Main themes of Kidnapped

Three emblems representing key themes of Kidnapped: initiation and maturity, duality, and man versus nature

While Kidnapped is an adventure story, there are also layers of meaning which are about more than the simple telling of a story.

Themes are the strands of meaning that connect sets of ideas in a text. They involve what is stated, what is implied and what is signified by images and symbols.


The main character, David, starts the novel as a fairly naïve individual. He imagines his wealthy relatives living in a big house and assumes that if he turns up there then he will be made to feel welcome.

In the course of his journey he not only travels through different places but passes several milestones. Things happen to him that mark his development from a child to an adult. Therefore the journey he undertakes over the course of the novel is both a physical one and a symbolic one.

Some of the milestones are:

  • Leaving his home in the Borders shows that David is willing and able to live independently.
  • The incident when Ebenezer attempts to get rid of him, by sending him up the unfinished stair, demonstrates that David can be decisive and firm.
  • David shows presence of mind and rapid judgement when he decides to tell Alan that the ship's crew are going to trap him.
  • The reader sees how capable and decisive David has become when he finds Rankeillor, which helps set up the encounter to catch Ebenezer.

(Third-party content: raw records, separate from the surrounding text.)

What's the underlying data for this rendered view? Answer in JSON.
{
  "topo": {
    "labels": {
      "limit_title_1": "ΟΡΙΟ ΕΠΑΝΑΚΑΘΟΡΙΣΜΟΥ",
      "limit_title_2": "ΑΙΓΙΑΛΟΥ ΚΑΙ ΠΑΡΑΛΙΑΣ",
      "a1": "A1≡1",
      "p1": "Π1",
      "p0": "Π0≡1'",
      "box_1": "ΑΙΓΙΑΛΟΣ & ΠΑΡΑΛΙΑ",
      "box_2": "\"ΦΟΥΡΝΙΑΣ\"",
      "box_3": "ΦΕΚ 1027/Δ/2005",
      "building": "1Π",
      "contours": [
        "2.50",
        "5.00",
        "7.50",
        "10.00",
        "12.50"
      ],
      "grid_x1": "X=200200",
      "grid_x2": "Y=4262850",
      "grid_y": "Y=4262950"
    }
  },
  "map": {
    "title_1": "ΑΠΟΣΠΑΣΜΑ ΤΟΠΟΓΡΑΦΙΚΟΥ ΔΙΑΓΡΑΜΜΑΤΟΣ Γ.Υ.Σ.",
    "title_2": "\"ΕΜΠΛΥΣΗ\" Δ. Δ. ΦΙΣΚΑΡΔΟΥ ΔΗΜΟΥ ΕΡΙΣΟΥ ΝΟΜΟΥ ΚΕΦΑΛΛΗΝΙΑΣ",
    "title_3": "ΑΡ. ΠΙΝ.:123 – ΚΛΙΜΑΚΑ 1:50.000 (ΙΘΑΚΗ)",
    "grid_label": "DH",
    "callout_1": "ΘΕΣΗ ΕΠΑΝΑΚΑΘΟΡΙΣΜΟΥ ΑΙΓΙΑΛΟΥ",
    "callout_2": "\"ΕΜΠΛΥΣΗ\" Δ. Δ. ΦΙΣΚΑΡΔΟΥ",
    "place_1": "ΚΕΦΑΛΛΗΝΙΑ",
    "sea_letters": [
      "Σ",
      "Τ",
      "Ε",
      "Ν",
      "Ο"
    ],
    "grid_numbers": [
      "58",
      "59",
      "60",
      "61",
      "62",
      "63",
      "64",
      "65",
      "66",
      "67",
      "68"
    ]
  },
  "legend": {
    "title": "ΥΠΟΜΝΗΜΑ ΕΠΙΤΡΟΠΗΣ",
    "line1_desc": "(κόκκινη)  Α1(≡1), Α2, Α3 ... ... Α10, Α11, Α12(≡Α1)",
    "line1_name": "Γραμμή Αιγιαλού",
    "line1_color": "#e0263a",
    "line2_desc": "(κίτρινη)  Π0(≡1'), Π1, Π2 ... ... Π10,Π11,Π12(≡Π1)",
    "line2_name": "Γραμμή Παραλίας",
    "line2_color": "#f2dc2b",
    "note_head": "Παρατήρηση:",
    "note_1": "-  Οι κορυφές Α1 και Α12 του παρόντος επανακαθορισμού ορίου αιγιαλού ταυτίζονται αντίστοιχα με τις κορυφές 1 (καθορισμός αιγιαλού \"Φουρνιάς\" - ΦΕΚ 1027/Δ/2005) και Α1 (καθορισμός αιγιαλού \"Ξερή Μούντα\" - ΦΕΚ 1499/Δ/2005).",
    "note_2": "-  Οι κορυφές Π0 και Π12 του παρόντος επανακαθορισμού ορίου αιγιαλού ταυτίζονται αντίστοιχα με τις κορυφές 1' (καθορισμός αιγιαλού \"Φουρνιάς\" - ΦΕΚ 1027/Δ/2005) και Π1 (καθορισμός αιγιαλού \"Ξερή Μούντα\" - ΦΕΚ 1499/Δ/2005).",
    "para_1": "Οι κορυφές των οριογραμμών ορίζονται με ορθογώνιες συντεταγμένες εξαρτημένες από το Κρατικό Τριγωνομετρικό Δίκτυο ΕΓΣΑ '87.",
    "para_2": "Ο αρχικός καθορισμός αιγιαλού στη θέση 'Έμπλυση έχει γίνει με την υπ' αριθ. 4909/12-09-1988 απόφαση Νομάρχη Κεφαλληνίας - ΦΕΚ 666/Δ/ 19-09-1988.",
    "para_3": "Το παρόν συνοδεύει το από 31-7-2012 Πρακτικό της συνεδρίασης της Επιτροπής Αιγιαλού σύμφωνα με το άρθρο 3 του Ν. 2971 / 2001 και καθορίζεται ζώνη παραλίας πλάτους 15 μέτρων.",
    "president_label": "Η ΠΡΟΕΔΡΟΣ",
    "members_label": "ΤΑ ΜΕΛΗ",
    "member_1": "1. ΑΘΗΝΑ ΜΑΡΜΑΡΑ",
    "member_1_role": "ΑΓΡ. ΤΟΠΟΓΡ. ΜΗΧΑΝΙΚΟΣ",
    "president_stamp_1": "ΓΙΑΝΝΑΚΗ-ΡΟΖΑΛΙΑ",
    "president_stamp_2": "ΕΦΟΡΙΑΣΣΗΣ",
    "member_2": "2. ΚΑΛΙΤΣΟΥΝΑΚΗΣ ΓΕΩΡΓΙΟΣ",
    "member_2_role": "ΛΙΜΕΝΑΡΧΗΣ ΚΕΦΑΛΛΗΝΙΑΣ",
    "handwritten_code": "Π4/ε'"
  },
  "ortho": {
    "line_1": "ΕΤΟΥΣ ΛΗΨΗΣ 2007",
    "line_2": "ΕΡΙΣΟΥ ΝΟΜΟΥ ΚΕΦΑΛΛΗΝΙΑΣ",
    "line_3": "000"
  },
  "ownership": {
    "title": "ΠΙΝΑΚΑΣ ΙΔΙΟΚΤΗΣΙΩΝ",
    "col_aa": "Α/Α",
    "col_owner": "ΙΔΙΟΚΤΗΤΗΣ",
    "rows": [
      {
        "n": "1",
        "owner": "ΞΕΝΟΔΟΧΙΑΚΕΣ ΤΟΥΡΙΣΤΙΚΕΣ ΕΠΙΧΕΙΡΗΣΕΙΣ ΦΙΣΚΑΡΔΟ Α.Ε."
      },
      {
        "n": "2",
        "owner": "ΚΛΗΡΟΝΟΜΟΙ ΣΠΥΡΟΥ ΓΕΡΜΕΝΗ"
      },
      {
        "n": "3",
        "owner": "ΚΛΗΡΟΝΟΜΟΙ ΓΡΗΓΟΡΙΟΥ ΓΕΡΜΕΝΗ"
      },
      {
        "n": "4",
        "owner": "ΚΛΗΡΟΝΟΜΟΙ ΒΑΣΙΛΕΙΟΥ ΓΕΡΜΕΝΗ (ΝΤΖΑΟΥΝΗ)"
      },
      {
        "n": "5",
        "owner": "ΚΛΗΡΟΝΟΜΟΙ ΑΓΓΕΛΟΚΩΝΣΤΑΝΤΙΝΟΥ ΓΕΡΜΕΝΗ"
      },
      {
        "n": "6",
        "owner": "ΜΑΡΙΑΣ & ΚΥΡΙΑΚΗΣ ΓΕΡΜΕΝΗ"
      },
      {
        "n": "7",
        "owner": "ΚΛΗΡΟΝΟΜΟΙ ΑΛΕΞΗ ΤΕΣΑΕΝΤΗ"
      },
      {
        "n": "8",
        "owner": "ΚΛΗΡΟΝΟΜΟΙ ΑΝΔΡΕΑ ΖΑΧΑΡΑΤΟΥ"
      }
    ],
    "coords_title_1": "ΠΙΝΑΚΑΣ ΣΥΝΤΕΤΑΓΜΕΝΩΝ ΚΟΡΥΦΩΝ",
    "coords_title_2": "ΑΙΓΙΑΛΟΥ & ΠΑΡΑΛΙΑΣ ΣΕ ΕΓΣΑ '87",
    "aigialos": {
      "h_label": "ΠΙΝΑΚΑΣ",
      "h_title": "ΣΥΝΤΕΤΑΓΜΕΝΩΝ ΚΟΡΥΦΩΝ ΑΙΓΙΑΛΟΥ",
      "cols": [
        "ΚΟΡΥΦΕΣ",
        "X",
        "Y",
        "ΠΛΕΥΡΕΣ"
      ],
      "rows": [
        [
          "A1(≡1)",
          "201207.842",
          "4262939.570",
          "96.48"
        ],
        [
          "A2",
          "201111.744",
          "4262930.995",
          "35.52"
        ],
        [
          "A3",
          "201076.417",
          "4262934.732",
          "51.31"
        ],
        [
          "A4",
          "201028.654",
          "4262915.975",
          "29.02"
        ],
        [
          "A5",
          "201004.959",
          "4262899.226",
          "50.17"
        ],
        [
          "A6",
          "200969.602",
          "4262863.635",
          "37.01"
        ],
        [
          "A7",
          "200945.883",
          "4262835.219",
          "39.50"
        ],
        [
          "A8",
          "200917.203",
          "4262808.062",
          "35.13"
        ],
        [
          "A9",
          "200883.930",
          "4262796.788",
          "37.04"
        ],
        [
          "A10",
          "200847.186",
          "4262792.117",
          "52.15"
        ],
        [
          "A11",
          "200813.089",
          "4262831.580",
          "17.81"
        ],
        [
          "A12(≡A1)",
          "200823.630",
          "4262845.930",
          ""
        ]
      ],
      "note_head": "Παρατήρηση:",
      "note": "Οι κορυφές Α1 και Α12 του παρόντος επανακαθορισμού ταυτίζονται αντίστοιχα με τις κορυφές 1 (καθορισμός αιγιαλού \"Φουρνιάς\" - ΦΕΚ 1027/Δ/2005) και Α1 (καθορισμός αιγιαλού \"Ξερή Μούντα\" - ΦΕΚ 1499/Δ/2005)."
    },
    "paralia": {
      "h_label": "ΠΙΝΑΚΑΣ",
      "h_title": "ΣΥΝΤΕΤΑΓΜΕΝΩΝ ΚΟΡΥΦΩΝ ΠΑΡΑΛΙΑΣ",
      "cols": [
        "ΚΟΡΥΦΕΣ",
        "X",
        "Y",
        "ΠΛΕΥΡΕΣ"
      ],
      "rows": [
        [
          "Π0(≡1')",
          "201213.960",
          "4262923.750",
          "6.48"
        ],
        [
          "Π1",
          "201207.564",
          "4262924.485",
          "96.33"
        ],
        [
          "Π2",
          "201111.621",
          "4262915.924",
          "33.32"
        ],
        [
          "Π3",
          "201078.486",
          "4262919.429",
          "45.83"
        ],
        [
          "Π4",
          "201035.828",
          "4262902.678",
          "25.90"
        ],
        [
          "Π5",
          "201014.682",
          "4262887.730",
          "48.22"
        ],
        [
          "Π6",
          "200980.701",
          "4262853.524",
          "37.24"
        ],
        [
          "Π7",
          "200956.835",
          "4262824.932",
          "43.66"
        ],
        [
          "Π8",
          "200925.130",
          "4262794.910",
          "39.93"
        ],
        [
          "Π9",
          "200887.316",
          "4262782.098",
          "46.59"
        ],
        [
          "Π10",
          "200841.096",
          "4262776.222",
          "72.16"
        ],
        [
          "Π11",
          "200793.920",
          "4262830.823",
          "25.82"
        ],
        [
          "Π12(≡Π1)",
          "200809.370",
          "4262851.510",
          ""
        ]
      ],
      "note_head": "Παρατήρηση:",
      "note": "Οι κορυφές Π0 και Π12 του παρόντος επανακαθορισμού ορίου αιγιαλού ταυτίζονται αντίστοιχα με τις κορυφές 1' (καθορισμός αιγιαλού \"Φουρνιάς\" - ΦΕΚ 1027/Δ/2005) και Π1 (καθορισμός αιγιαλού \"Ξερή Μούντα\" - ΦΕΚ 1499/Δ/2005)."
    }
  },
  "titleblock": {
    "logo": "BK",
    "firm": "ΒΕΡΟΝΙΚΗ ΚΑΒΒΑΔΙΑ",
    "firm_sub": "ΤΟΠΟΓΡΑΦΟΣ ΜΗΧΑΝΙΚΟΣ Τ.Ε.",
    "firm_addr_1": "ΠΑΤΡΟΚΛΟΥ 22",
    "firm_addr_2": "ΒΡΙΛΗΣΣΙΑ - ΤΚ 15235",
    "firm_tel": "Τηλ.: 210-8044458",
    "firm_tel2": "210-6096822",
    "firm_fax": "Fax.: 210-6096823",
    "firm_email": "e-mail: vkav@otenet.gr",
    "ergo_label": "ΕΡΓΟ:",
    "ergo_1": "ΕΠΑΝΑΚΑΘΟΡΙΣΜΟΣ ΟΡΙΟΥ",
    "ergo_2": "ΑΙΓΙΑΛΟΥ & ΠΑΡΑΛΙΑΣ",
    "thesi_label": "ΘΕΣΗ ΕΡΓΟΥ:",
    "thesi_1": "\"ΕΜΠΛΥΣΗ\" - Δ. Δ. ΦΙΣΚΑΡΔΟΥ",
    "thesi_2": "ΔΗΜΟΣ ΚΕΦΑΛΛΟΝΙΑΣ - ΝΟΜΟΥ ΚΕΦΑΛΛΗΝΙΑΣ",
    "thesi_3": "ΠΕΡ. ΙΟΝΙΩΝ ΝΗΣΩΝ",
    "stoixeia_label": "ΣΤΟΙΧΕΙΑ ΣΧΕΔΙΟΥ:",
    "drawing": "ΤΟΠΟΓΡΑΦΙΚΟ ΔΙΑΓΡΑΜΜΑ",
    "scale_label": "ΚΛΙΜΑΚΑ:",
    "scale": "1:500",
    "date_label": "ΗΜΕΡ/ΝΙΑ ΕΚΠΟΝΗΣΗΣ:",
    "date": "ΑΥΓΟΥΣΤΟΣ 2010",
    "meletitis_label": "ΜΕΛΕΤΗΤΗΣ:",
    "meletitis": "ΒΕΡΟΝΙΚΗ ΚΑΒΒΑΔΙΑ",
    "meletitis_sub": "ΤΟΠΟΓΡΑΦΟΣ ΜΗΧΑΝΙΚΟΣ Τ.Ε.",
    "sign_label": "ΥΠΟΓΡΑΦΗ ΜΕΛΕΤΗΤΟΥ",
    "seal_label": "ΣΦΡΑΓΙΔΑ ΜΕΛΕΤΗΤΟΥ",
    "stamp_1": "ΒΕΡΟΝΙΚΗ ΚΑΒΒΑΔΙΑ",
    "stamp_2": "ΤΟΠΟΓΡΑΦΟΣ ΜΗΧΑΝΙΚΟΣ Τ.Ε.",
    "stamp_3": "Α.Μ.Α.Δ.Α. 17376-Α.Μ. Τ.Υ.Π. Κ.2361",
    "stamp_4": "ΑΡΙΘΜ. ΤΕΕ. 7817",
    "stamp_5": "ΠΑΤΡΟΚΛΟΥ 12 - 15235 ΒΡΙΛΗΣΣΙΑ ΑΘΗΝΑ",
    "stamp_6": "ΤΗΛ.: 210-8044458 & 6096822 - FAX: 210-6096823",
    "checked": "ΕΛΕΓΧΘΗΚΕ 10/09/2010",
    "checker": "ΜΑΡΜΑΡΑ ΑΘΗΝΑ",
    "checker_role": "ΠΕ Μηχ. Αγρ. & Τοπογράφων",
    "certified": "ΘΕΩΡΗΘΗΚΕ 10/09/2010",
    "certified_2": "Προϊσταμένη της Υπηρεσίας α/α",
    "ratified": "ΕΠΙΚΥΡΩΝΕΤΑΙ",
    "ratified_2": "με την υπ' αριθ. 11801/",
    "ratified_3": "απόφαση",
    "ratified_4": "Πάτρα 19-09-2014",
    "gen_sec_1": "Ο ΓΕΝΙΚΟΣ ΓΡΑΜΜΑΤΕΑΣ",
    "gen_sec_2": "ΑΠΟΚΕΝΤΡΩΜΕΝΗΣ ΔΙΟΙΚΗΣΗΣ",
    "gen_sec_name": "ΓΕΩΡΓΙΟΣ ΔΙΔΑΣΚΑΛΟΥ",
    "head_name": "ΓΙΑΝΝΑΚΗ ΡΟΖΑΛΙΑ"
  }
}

By the end of the novel he has achieved a degree of maturity and understanding he did not possess at the beginning.


The novel also explores duality - the idea of the same thing having two parts. The two main characters, Alan and David, have contrasting backgrounds and points of view.

Alan and David - dualism

The contrasts between David and Alan can be seen as representing aspects of Scotland and Scottishness. The distinction between legal and tribal viewpoints is particularly important against the background of a changing society, when the main characters seek to achieve justice for wrongs done to them.

The two main characters represent these aspects of Scotland and Scottishness most strongly, but the theme is also explored through a variety of characters and settings.

Duality of character
Riachharsh, when soberkind, when drunk
Hoseasona responsible captaincommits a crime
Alanloyal and generousis also completely ruthless
Davidgenerally prudentcan be rash - he taunts Alan for being a turncoat

Man versus nature

The novel addresses the theme of 'man versus nature' at many points. From the shipwreck onwards, the two main characters must confront many challenges:

  • The storm drives the ship onto the Torran Rocks and wrecks it.
  • David is marooned on what he thinks is an island.
  • David must 'live off the land’ which leaves him feeling ill, weak and helpless.
  • Alan and David must endure extreme conditions, like being soaking wet and burning hot.
  • The Forth proves a barrier to their return to the Lowlands.

Meeting these challenges helps David to mature. It also allows the reader see how Alan is an ingenious and tough character.

Nature is not their enemy. Rather, it is a constant force for them to struggle with throughout the novel. In this way it is more than a setting, it is a force in the novel. This is one of the most distinctive characteristics of Kidnapped.